In an effort to revamp the consumer protection laws in the country, the Central government had introduced the new Consumer Protection Act, 2019, that contained additional and enhanced obligations on the seller(s)/provider(s) of goods and services.
The old Act that was introduced in 1986 could not keep up with the constantly innovating market and hence it was thought necessary to introduce a new one altogether that would take into account the changing needs of society and also address the problems that were created because of the loopholes present in the earlier law. Naturally, after the Act came into force, rules were needed to address specific offences and procedural matters and have constantly been notified since then.
Much needed and awaited were the rules on direct selling, which have just been introduced in late December 2021. Initially, there was only the guidance that had been provided to the states in 2016. The most striking feature of the Rules is the prohibition of pyramid and money circulation schemes.
The rules define a pyramid scheme as a multi-layered network of subscribers formed by the existing ones who enrol one or more new people to receive any benefit, directly or indirectly, as a result of enrolment, action or their performance. The subscribers who enrol the new people occupy a higher position and the newly joined ones are ranked lower, resulting in a multi-layered network with successive additions.
The rules state that the entities involved in pyramid or money circulation schemes do not form a part of the direct selling outfit. Also, Rule 10 expressly prohibits, in strict terms, the engagement by the direct selling entities in activities that promote pyramid or money circulation schemes. Agents of financial institutions are also excluded from the definition. In order to maintain the consistency between the different rules, it also specifies that the direct selling entities are bound to follow the Consumer Protection (eCommerce) Rules, 2020.
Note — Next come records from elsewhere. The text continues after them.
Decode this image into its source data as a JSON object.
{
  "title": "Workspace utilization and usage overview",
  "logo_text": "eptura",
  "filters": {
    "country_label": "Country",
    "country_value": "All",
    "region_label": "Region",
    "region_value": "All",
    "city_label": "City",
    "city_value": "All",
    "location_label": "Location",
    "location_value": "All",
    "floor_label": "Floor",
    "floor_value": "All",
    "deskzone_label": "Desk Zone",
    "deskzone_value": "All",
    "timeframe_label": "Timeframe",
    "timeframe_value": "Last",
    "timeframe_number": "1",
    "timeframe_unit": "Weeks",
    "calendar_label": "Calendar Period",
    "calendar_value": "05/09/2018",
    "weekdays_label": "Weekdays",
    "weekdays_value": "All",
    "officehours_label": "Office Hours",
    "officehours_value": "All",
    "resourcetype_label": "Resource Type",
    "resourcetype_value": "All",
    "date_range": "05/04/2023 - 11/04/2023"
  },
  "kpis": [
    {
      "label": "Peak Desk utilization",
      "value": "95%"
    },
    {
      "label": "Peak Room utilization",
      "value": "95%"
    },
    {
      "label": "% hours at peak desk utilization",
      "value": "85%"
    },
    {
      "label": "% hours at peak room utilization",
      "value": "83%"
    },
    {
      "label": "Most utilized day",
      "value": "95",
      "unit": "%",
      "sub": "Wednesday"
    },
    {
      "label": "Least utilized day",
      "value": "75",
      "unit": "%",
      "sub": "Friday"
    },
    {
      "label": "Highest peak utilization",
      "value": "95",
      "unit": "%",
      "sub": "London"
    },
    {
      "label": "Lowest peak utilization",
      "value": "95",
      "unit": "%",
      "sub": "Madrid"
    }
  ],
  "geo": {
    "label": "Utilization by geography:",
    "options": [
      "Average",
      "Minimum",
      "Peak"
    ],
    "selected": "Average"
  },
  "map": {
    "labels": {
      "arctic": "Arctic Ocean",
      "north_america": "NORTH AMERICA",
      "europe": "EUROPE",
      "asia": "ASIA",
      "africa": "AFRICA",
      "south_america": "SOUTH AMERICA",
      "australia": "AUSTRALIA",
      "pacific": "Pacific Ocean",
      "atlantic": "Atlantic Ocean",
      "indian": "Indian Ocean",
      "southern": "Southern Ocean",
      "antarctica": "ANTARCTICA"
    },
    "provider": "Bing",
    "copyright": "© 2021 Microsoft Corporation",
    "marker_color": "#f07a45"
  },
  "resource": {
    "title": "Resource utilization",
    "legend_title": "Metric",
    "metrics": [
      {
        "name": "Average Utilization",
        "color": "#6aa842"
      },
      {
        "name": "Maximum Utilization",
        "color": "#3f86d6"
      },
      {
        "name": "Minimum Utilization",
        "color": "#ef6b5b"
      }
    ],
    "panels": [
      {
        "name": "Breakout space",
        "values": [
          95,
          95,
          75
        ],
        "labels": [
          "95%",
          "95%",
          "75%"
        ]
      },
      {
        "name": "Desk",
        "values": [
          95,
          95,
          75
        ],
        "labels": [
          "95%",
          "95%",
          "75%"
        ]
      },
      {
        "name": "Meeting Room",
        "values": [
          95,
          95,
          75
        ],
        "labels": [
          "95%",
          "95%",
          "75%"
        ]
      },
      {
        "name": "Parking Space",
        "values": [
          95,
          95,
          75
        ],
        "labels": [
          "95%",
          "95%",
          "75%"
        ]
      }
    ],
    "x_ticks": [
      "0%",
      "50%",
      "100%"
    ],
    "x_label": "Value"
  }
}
At a general level, the rules have now been made very prescriptive, in the sense that various obligations are imposed on both the direct sellers and direct selling entities. For instance, incorporation under any of the laws depending on the form of entity, having a registered office at someplace in India and providing self-declarations of compliance with the Rules. All the direct selling entities are supposed to act in accordance with these Rules within a period of 90 days.
The state governments have been entrusted with the task of monitoring and supervising the activities of such direct selling entities. It also makes the direct selling entity responsible for the grievances arising out of the conduct of any of the direct sellers.
At the outset, the pyramid scheme models are not sustainable as they depend on the continuous recruitment of new people. It is also not good for an economy, especially one like India that is characterised by huge unemployment and illiteracy.
The pyramid schemes have often led to misleading and deception of the end customers and those involved in the multi-layered scheme. It also takes the legitimacy out of the direct selling business because the focus shifts from selling the actual products or services for its benefits to just recruitment of new people.
On a very general level, it leads to the wastage of resources and talent. This is because the people first have to invest some money themselves to become a part of the scheme that is not actually a legitimate addition to the economy or their own worth.
Problems also stem from the non-tracing of the start of such pyramid schemes and creating accountability for any grievance that anyone may have. This is now sufficiently addressed by the rules that state the direct selling entity is required to have a registered office. In addition, it also makes the direct selling entity liable for the actions of the direct sellers.
The problem of pyramid schemes was deep-rooted in Indian society and had not been addressed till date despite several efforts to regulate the same through non-statutory methods. It is only under the new Consumer Protection Act read with the rules that there has been at least an attempt to seriously address this problem.
A legal scholar based out of UK